Others suggest that Jacob’s inner demons have come calling. But despite the text’s crypticness, it’s clear that Jacob is attacked by this stranger which leads us to wade through some difficult questions.
If this is God, why would Yahweh attack a human being? What’s to be gained in spending hours physically engaged in this struggle with Jacob? If this is God, what do we make of God striking Jacob’s hip and knocking it out socket? Shouldn’t God be the clear winner in any physical struggle? “Is this a test of character or a test of faith?”
No matter the reason for the attack, Jacob will not submit. Again, as Amy Merrill Willis says, “In some ways, this is not a new response, for Jacob was a wrestler even before his birth…In the Hebrew there’s a “close connection between the name Jacob (y’kv) and the verb for wrestling (y’vk)...” But in other ways this is new behavior for Jacob. Rather than being sly and running away when threatened, “he fights openly and persistently...”
In those final moments as Jacob and his opponent pant for breath and drip sweat dawn begins to break. As fingers of light appear in the sky, the attacker realizes Jacob isn’t letting go and hits him hard enough to knock Jacob’s hip out of joint. Despite being fairly casually mentioned in the text, the force behind such a blow would’ve been excruciating. And yet Jacob holds on.
Eventually he’ll get the blessing he demands, but first he’s given something much more important; a new name. The stranger tells Jacob his name is now Israel and, as Dr. Margaret Odell observes, “in so naming him, the man appraises Jacob’s character.” His new name is “wrung from his opponent as if his life depends on it. And indeed, it is this tenacity that’s honored in [Jacob’s] new name…” For as the text says, Jacob is given the name Israel because he has “striven with God and with humans and has prevailed (Gen 32:28).’”
Jacob is convinced it’s God with whom he wrestles and as we think about what to do with this story that will be our base as well. It says much about God that instead of punishing “Jacob’s conflictive character, [God] challenges and reshapes it so that Jacob is able to live into his promised destiny….” Jacob’s story is our reminder that “in the life of faith, there is no one model to which we must conform and submit.” God not only allows for all kinds of temperaments and personalities, God creates us to have such unique traits.

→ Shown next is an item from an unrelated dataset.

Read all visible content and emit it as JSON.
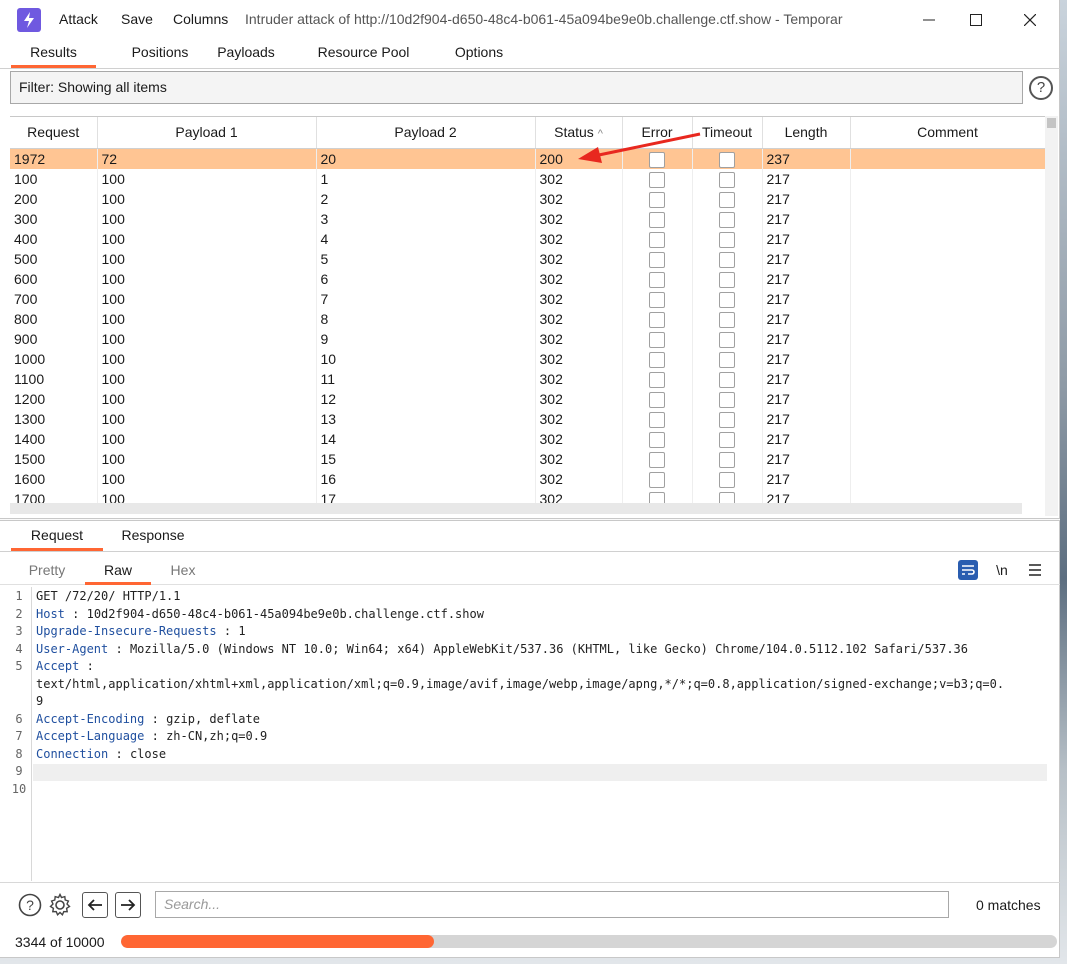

My friends, the Good News this morning is like Jacob, God meets us where we are as we are right now. That’s why there’s no room for those “why him?” “why her?” “why them?” questions when you’re seeking to follow God - at least not when those questions are personally motivated, for God chooses who God chooses. This is proven again and again throughout the biblical text. Imperfect, even shifty people are chosen to be patriarchs and matriarchs, leaders and judges, prophets and the very mother of God.
Like Sarah’s story from last week, Jacob’s story reminds us that God is unconventional, irreverent, and subversive. And lest we be tempted to domesticate God into a mild, passive deity who simply supplies our needs and comforts us in times of heartbreak we would do well to remember Jacob’s story. He “came away from the encounter with unbounded blessings, but he also walked away limping - a man permanently marked.”
The rest of the Good News this morning is that the same God who is intimately engaged with us, the same God who seeks us when we’re at our most vulnerable, the same God who offers us blessings is “wily, unpredictable, and dangerous.”
Engage with this God and you might walk away limping. Engage with this God and you will absolutely walk away with a new name. Amen.